Consumer Class Actions
BZS represents both plaintiffs and defendants in consumer protection class actions. These cases involve claims brought against corporations such as banks, internet service providers, online databases, cellular telephone providers, retailers, manufacturers, online subscription services and other providers of goods or services. Plaintiffs in these cases typically allege that the defendants engaged in unfair or deceptive acts and practices, which cause economic harm to the consumers of their goods or services. Such acts and practices include selling products with a common design defect; infecting users’ computers with spyware; misrepresenting the quality of the goods sold; bait and switch practices; data breaches causing the publication of personally identifiable information; and false advertising.
Savett v. Sealy Inc., Civil No. 1:11-cv-336 (M.D.N.C.); and Baumgart v. Sealy Inc., 2:13-cv-02134-EFM-KGS (D. Kan.).
The firm defended Sealy against two separate class actions alleging that the mattress manufacturer sold defective mattresses and concealed the alleged defect. In both actions we prevailed on the plaintiffs to accept nuisance-value settlements shortly after the cases’ inception.
In re: Apple In-App Purchase Litigation, Master File No. 11-CV-1758 (N.D. Cal.).
BZS was co-lead counsel in this consumer class action on behalf of parents of children who made "in-app purchases" on an Apple iPhone or iPad without the parent's knowledge and permission. After litigation and mediation, plaintiffs and Apple entered into a class action settlement that provided the account holders with full refunds for qualifying in-app purchases.
In re: Yahoo! Litigation, Master File No. CV 06-2737 CAS (FMOx) (C.D. Cal.).

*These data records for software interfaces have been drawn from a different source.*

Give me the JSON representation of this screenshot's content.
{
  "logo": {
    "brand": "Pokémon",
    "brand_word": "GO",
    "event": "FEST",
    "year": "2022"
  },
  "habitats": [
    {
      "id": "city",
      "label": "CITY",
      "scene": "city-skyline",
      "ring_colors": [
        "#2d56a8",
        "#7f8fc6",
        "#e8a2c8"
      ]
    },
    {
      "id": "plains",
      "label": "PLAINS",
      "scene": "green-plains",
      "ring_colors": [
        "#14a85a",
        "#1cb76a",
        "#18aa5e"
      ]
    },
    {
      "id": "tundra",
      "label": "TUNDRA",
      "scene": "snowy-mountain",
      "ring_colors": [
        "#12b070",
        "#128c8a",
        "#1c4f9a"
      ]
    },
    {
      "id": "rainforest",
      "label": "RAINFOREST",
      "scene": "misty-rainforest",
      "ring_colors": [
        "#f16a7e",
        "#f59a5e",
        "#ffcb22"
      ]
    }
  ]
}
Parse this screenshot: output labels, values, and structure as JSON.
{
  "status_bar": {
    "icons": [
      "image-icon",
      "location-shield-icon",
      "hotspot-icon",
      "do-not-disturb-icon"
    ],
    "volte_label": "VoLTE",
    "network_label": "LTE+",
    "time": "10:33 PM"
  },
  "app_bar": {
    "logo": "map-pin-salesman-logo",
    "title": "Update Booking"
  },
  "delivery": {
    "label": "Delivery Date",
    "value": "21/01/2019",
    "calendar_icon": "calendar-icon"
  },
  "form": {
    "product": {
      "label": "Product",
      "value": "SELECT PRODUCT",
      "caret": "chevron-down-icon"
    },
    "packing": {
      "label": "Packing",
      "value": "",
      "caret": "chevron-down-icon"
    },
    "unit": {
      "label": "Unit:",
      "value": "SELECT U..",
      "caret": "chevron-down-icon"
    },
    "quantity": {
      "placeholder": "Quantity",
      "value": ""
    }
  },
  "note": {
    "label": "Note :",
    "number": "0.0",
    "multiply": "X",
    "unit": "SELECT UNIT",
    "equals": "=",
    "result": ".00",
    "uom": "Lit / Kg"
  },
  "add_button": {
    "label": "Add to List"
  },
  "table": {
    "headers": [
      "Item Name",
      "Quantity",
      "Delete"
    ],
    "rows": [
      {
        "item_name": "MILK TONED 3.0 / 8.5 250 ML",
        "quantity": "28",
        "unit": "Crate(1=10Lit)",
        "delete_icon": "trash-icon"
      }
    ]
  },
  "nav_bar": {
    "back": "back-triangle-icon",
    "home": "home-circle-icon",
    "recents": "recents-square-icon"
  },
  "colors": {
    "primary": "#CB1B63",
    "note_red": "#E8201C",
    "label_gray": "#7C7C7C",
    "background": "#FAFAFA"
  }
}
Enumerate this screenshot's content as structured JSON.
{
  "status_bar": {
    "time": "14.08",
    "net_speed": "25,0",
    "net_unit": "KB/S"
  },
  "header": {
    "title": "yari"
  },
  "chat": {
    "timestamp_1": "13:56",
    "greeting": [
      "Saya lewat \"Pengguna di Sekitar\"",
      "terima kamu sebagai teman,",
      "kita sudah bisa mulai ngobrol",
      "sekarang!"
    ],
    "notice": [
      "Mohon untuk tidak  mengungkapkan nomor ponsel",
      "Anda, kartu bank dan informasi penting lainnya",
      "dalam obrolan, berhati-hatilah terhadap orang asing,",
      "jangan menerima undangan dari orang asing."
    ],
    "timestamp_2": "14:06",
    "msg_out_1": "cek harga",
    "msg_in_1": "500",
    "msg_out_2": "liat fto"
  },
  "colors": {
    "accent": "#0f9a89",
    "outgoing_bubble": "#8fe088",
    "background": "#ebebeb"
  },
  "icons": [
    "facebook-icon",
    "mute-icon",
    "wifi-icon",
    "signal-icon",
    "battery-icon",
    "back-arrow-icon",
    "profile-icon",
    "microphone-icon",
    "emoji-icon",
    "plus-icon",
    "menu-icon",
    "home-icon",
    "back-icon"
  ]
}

We were co-lead counsel in this class action against Yahoo! Inc. Plaintiffs alleged that Yahoo! advertising customers contracted for targeted ad placements through two pay-per-click advertising products, “Sponsored Search” and “Content Match,” and that Yahoo! breached its contract with its customers by allowing the ads to be displayed in spyware, domain name parking sites (also known as bulk registration sites), pop-ups, pop-unders, and typosquatting sites. After years of hard fought litigation, and after four mediations spanning over two years, the parties reached a settlement requiring Yahoo! to implement sweeping changes to its targeted ad placement practices and providing monetary damages to class members.